Outdoor Warning Sirens

The City of Cleburne operates 12 outdoor warning sirens, strategically located throughout the city. The purpose of these sirens is to alert the citizens when the possibility of danger is approaching due to severe weather, chemical accidents, and national defense. The sirens are located on 45-foot steel poles and operate on A/C power with a battery backup. The sirens are activated and monitored from a computerized system in the 911 Communications Center or the Emergency Operation Center (EOC) at City Hall.

Activation


When the siren activation occurs, it is the signal for everyone to move indoors and tune in to a local television or radio station for further information. During severe weather, seek shelter in a sturdy room with a battery-powered radio. Tune to Emergency Advisory Radio AM 1670 or local radio stations for information and NWS warnings. The National Weather Service (NWS) will issue watches and warnings over radio, television, and weather radios.

It is recommended that all individuals and businesses purchase a National Oceanic and Atmospheric Administration (NOAA) weather radio with battery backup and tone alert. Weather radios should include the Specific Area Message Encoding (S.A.M.E.) feature, which allows warnings only for Johnson County.

Siren Tones

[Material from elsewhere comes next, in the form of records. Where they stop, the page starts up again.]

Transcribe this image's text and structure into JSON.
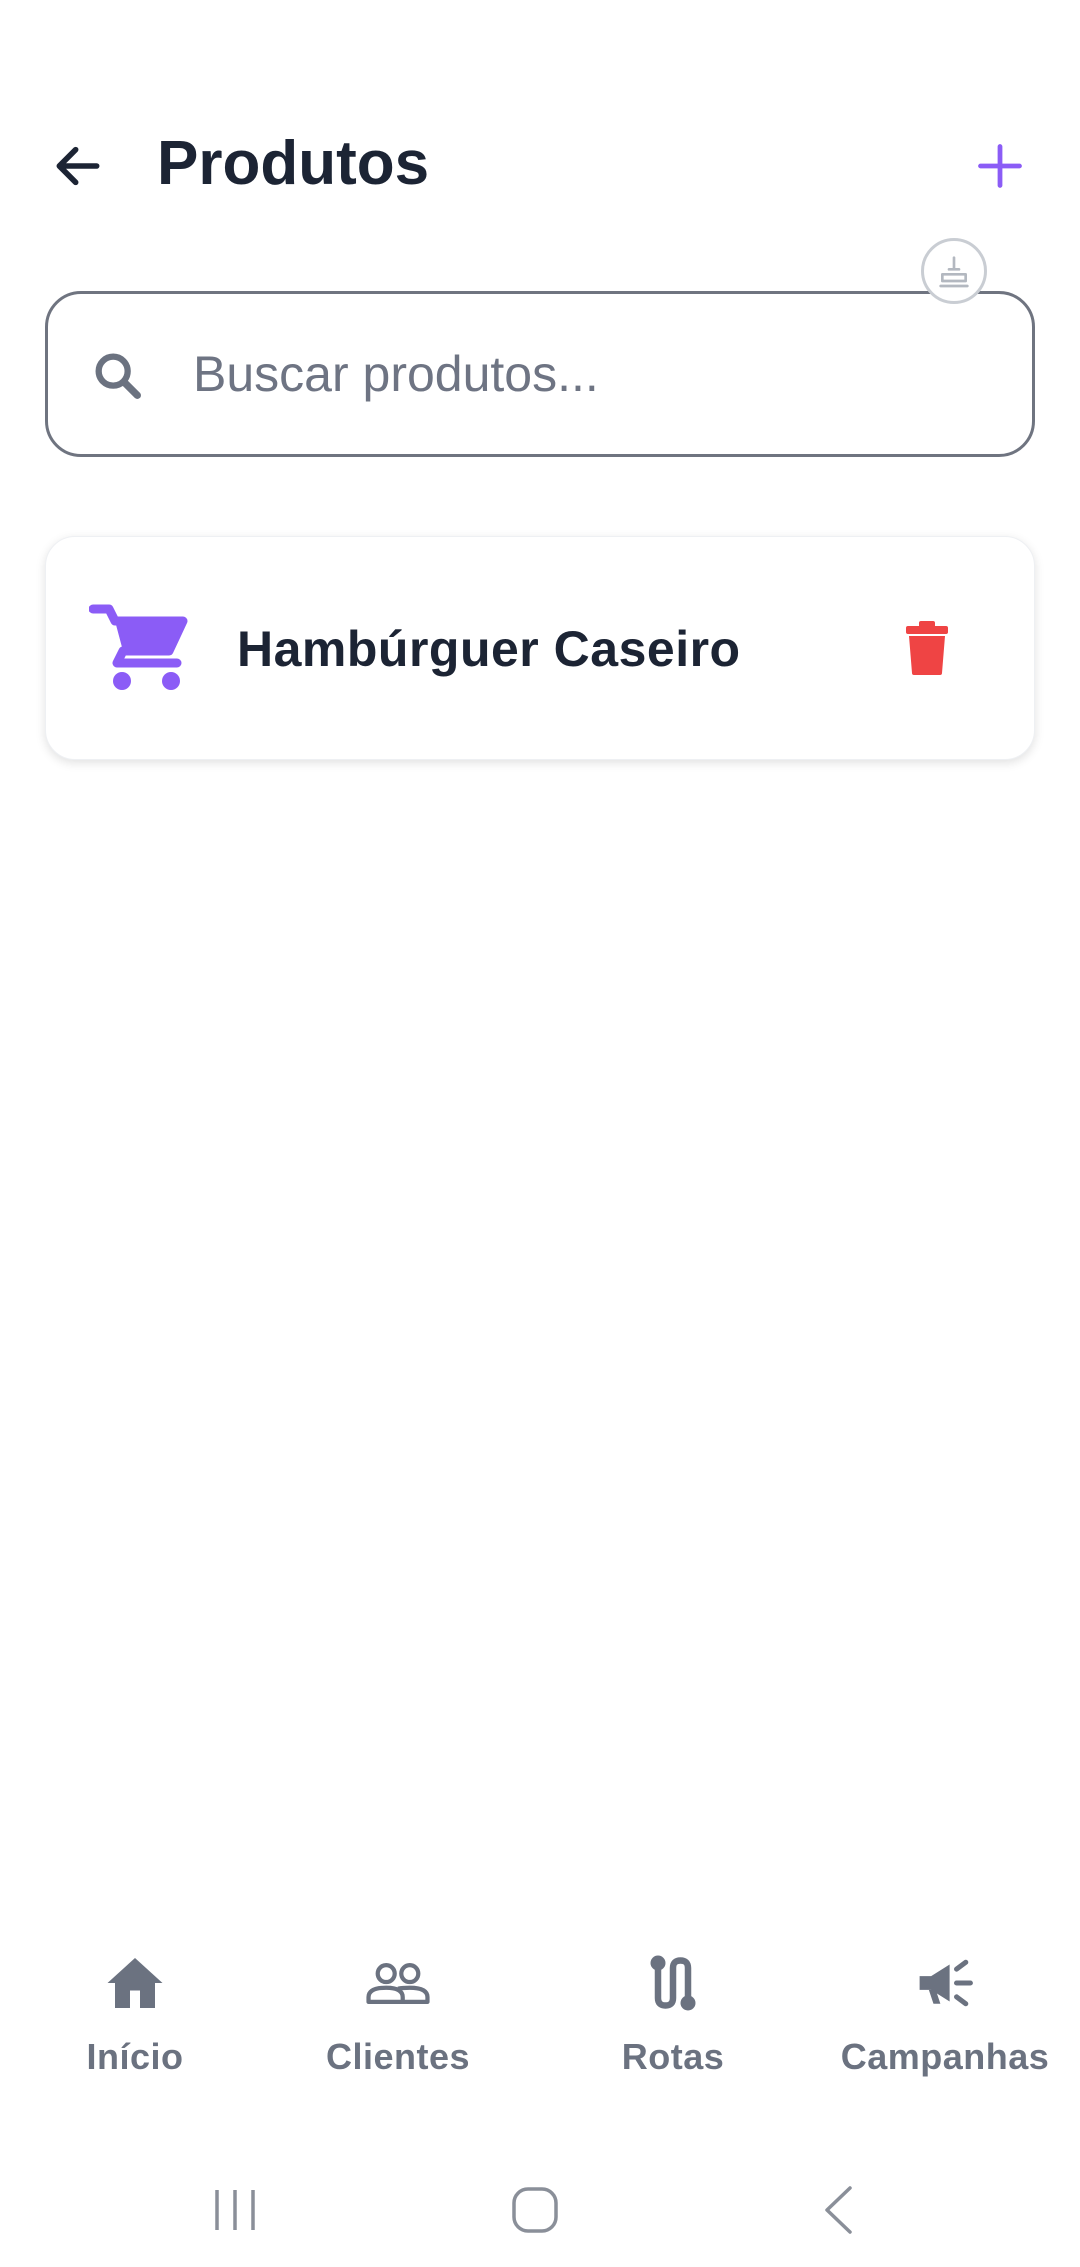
{
  "header": {
    "title": "Produtos",
    "back_icon": "arrow-left-icon",
    "add_icon": "plus-icon"
  },
  "floating_button": {
    "icon": "stamp-icon"
  },
  "search": {
    "placeholder": "Buscar produtos...",
    "value": "",
    "icon": "search-icon"
  },
  "products": [
    {
      "name": "Hambúrguer Caseiro",
      "icon": "cart-icon",
      "action_icon": "trash-icon"
    }
  ],
  "bottom_nav": {
    "items": [
      {
        "label": "Início",
        "icon": "home-icon"
      },
      {
        "label": "Clientes",
        "icon": "users-icon"
      },
      {
        "label": "Rotas",
        "icon": "route-icon"
      },
      {
        "label": "Campanhas",
        "icon": "megaphone-icon"
      }
    ]
  },
  "system_nav": {
    "icons": [
      "recent-apps-icon",
      "home-circle-icon",
      "back-chevron-icon"
    ]
  },
  "colors": {
    "accent": "#8b5cf6",
    "danger": "#ef4444",
    "text_dark": "#1c2434",
    "text_muted": "#6b7280"
  }
}
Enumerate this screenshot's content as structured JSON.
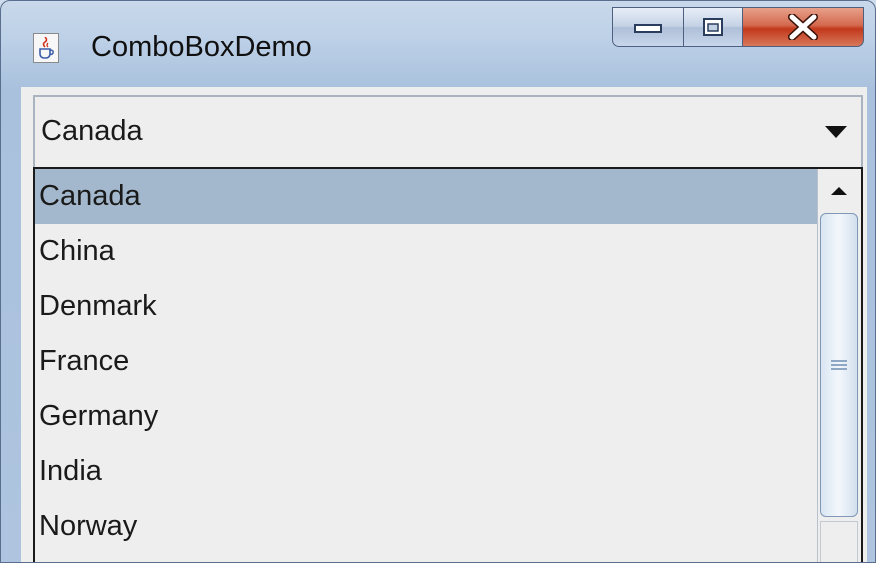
{
  "window": {
    "title": "ComboBoxDemo",
    "icon": "java-cup-icon",
    "controls": {
      "minimize_icon": "minimize-icon",
      "maximize_icon": "maximize-icon",
      "close_icon": "close-icon",
      "close_color": "#c2391c"
    }
  },
  "combo": {
    "selected": "Canada",
    "arrow_icon": "chevron-down-icon"
  },
  "dropdown": {
    "items": [
      {
        "label": "Canada",
        "selected": true
      },
      {
        "label": "China",
        "selected": false
      },
      {
        "label": "Denmark",
        "selected": false
      },
      {
        "label": "France",
        "selected": false
      },
      {
        "label": "Germany",
        "selected": false
      },
      {
        "label": "India",
        "selected": false
      },
      {
        "label": "Norway",
        "selected": false
      }
    ],
    "selection_color": "#a3b8cc"
  },
  "scrollbar": {
    "up_icon": "scroll-up-arrow-icon",
    "thumb_grip_icon": "grip-icon"
  }
}
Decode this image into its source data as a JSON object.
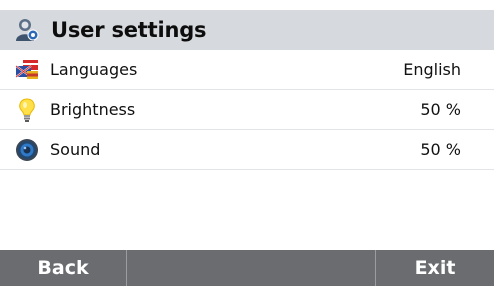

The following is a list of warning tones produced by the sirens, a description of each tone, and when the tone is used:
  • Steady Tone - The steady tone is used to alert the public of severe weather. The tone pattern will rise to its peak and maintain full strength without declining for three full minutes. The steady tone will be used for funnel clouds, tornadoes, straight-line winds (70 mph or greater), and large hail over 1.25 inches in diameter.
  • Wail Tone - The wail tone is used to alert the public of hazardous chemical spills or other serious incidents. The tone pattern will slowly rise to its peak and decline to its minimum repeatedly for three minutes. Sirens may be activated only in the area affected by the emergency situation. Instructions to shelter in place or evacuate will be broadcast over radio and or television, or delivered door to door by emergency workers.
  • Fast Wail Tone - The fast wail is used to alert the public if the United States is under attack. The tone pattern will rise and decline much faster than the wail tone for three minutes. National television and radio media will air information concerning national defense.

Monthly Test


Each month, on the first Wednesday at 1 p.m., the city’s Outdoor Warning System will be tested along with the Emergency Advisory Radio Station 1670 AM and CivicReady. The severe weather “Steady Tone” will be activated for two minutes. Should severe weather be in the area during the scheduled monthly test time, the test will be postponed until the following month.